Museum exhibitions, development and planning director Clare Wilson said she preferred not to comment on the review because it had not yet been completed and had not been publicly released.
"I don't want to be seen to be commenting on something that's not appropriate," Ms Wilson said.
Some media reporting of the review had suggested it was focusing on deficiencies at the museum, or was otherwise negative in its aims.
In fact, the review had been initiated jointly by the Dunedin City Council and the museum and dealt with issues such as insurance costs, funding of depreciation, energy issues and staff pay, which had long been of concern at the museum.
The review was examining what the museum's "long-term funding needs" were, in order that it be a resilient and sustainable business, she said.
Otago Museum Trust Board deputy chairman Malcolm Farry attended his last board meeting this week after recently resigning as one of the city council's four appointees on the board.
In an interview, Mr Farry said the Otago Museum was highly regarded in New Zealand museum circles and was one of the best-performing public facilities in Dunedin.
Many of Dunedin's achievements, including its high-quality university and the Otago Museum, deserved to be celebrated more fully, he said.
Nevertheless, he believed the museum review was "a very positive thing" and could result in further improvements.

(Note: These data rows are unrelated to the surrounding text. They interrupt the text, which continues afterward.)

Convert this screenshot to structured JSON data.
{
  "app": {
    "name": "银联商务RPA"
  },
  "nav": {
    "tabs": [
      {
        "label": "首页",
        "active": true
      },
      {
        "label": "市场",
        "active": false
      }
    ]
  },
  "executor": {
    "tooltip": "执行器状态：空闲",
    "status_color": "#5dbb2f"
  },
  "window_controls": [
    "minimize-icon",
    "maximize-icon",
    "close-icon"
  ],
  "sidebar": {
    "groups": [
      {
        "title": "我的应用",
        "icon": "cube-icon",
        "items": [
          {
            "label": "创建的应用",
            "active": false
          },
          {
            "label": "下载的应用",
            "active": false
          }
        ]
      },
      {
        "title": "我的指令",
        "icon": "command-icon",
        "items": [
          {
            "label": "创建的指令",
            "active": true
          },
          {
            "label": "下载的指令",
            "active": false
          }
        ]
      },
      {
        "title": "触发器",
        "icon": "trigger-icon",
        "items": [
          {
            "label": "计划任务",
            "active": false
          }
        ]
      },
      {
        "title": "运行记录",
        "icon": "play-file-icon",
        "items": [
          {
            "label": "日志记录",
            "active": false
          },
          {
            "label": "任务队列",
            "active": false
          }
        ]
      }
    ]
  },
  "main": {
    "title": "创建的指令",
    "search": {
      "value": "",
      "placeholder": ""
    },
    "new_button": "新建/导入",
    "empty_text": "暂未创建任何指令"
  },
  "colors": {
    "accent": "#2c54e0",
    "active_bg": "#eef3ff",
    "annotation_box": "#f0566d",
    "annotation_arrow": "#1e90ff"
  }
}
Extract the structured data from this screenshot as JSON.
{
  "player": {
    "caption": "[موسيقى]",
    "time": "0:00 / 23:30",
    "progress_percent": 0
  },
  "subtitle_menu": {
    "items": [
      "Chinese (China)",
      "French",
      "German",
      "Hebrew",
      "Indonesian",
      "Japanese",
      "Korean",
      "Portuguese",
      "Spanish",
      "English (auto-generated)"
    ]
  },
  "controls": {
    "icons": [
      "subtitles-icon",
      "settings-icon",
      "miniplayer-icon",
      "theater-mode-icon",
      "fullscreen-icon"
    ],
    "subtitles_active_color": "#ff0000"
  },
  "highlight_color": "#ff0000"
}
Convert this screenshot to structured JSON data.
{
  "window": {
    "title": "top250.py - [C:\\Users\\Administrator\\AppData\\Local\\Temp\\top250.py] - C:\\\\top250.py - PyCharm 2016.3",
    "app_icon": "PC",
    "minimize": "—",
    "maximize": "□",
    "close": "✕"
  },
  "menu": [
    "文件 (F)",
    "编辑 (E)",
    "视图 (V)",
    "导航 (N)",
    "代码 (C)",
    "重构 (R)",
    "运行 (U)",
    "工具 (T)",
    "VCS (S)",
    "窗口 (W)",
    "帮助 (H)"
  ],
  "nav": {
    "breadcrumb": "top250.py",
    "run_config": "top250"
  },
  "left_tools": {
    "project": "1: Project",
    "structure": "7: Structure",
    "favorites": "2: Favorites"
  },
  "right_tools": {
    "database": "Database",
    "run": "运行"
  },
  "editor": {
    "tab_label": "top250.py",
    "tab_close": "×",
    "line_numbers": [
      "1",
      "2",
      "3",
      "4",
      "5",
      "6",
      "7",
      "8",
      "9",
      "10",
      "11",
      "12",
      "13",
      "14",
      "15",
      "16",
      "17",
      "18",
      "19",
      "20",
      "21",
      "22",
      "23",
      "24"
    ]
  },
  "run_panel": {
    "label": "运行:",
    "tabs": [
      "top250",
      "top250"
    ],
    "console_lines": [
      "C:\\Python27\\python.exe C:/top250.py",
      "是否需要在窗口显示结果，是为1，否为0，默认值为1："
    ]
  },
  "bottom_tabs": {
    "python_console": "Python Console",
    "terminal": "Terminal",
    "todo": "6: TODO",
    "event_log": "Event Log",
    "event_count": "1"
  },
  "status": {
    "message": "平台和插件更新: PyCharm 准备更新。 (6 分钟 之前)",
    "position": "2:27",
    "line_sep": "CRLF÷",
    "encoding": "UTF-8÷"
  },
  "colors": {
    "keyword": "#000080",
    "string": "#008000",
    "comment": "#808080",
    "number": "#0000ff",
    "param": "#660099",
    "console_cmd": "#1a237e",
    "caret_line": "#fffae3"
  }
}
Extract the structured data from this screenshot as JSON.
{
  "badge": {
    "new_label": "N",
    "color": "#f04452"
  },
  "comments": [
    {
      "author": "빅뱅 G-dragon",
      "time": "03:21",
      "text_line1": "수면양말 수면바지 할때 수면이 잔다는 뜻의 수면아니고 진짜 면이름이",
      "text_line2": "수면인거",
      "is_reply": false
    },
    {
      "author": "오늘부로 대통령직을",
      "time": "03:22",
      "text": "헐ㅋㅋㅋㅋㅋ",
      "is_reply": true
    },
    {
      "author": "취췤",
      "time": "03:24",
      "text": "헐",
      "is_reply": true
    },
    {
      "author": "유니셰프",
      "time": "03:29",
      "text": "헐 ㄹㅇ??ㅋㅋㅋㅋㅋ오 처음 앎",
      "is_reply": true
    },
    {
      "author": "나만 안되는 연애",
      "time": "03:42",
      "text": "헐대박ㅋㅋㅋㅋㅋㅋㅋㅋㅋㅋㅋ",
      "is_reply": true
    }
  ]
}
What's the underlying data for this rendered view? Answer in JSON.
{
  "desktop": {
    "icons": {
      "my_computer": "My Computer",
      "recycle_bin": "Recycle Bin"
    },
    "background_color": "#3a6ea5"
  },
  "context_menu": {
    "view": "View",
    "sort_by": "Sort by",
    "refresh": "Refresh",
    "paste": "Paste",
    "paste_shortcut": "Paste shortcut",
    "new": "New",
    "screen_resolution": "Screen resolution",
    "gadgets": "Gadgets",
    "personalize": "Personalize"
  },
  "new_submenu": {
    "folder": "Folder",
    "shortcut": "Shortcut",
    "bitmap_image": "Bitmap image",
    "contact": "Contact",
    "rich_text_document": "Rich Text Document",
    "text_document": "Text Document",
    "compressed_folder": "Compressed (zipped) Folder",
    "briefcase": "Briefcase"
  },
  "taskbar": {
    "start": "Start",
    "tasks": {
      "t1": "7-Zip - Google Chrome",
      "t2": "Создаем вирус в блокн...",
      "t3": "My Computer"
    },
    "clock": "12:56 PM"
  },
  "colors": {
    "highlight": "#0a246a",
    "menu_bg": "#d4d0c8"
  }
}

Sometimes, people did get "anxious" about reviews, but that was not his approach.
He was "astonished" that "some branches of the media" were using the review process to make unwarranted criticisms of the museum, he said.